No

Wrapper Classes

To put an int into an ArrayList, put the int inside an of an Integer object. Mostly, the job of the wrapper class Integer is to provide objects that contain primitive data. Now the objects (and the primitive data they contain) can be put into an ArrayList or other data structure. The following program builds a list of integers and then writes them out.


import java.util.* ;
class WrapperExample
{
  public static void main ( String[] args)
  {
    ArrayList<Integer> data = new ArrayList<Integer>();

    data.add( new Integer(1) );
    data.add( new Integer(3) );
    data.add( new Integer(17) );
    data.add( new Integer(29) );

    for ( Integer val : data )
      System.out.print( val + " " );

    System.out.println( );
  }
}

The program writes out:

1 3 17 29

The picture emphasizes that the ArrayList contains an array of object references, as always. It shows the ints each contained in a little box that represents the wrapper object.

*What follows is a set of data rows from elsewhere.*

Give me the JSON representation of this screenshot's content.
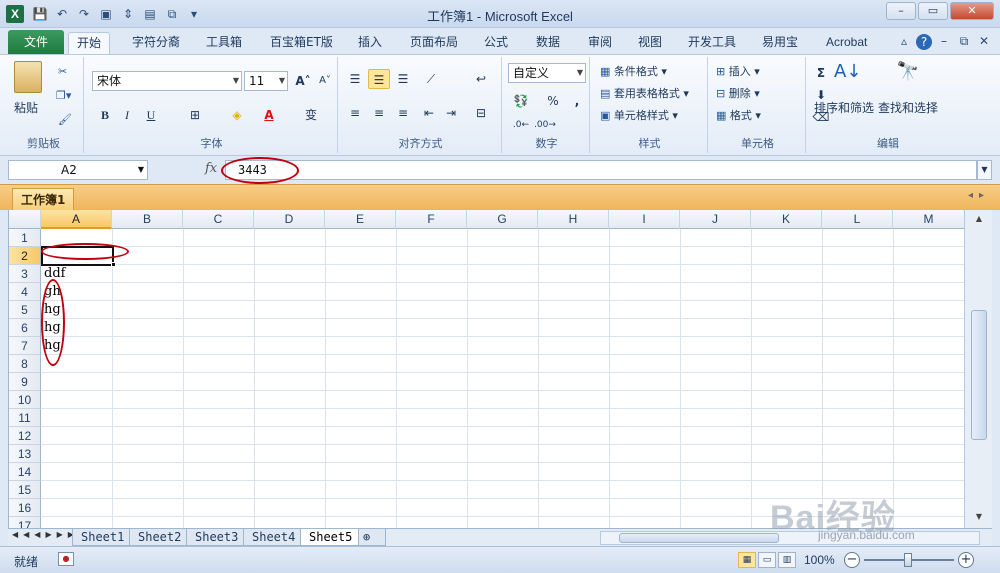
{
  "window": {
    "app_icon": "X",
    "title": "工作簿1 - Microsoft Excel",
    "minimize": "–",
    "maximize": "▭",
    "close": "✕"
  },
  "ribbon_tabs": [
    "文件",
    "开始",
    "字符分裔",
    "工具箱",
    "百宝箱ET版",
    "插入",
    "页面布局",
    "公式",
    "数据",
    "审阅",
    "视图",
    "开发工具",
    "易用宝",
    "Acrobat"
  ],
  "active_tab": "开始",
  "clipboard": {
    "paste": "粘贴",
    "label": "剪贴板"
  },
  "font": {
    "name": "宋体",
    "size": "11",
    "bold": "B",
    "italic": "I",
    "underline": "U",
    "grow": "A",
    "shrink": "A",
    "label": "字体"
  },
  "alignment": {
    "label": "对齐方式"
  },
  "number": {
    "format": "自定义",
    "percent": "%",
    "comma": ",",
    "label": "数字"
  },
  "styles": {
    "conditional": "条件格式",
    "table": "套用表格格式",
    "cell": "单元格样式",
    "label": "样式"
  },
  "cells": {
    "insert": "插入",
    "delete": "删除",
    "format": "格式",
    "label": "单元格"
  },
  "editing": {
    "sort": "排序和筛选",
    "find": "查找和选择",
    "sigma": "Σ",
    "label": "编辑"
  },
  "formula_bar": {
    "name_box": "A2",
    "fx": "fx",
    "value": "3443"
  },
  "workbook_tab": "工作簿1",
  "columns": [
    "A",
    "B",
    "C",
    "D",
    "E",
    "F",
    "G",
    "H",
    "I",
    "J",
    "K",
    "L",
    "M"
  ],
  "rows": [
    "1",
    "2",
    "3",
    "4",
    "5",
    "6",
    "7",
    "8",
    "9",
    "10",
    "11",
    "12",
    "13",
    "14",
    "15",
    "16",
    "17"
  ],
  "cell_values": {
    "A3": "ddf",
    "A4": "gh",
    "A5": "hg",
    "A6": "hg",
    "A7": "hg"
  },
  "sheets": [
    "Sheet1",
    "Sheet2",
    "Sheet3",
    "Sheet4",
    "Sheet5"
  ],
  "active_sheet": "Sheet5",
  "status": {
    "ready": "就绪",
    "zoom": "100%"
  },
  "watermark": {
    "brand": "Bai经验",
    "url": "jingyan.baidu.com"
  },
  "colors": {
    "file_tab": "#1e7c42",
    "annotation": "#c0000e",
    "selection": "#f7c865"
  }
}
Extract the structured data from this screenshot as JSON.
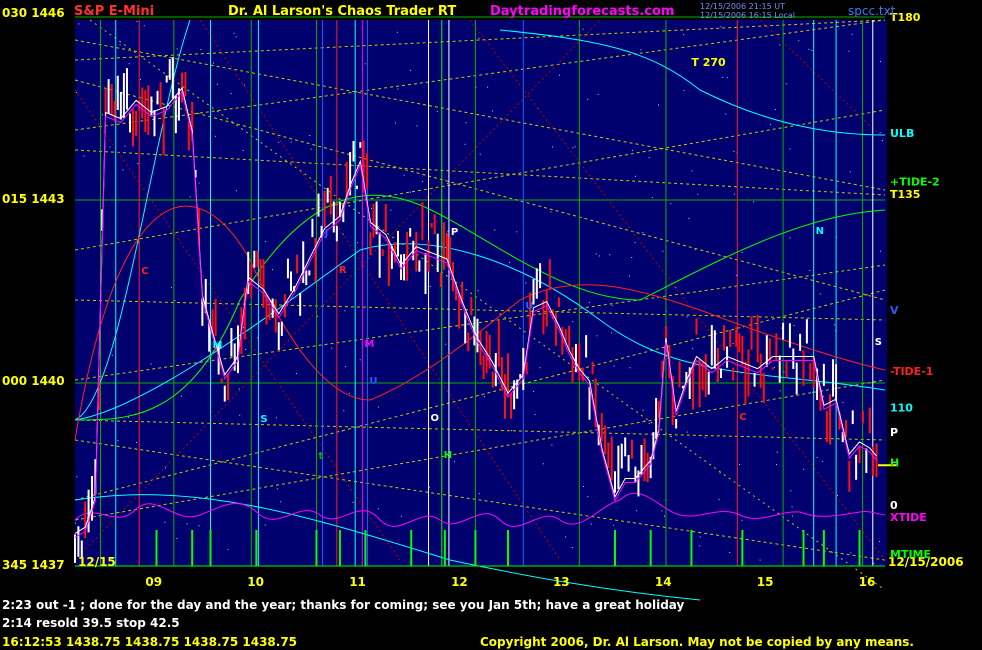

QUESTION 19:

Would you expect the following to work?

    data.add( 44 );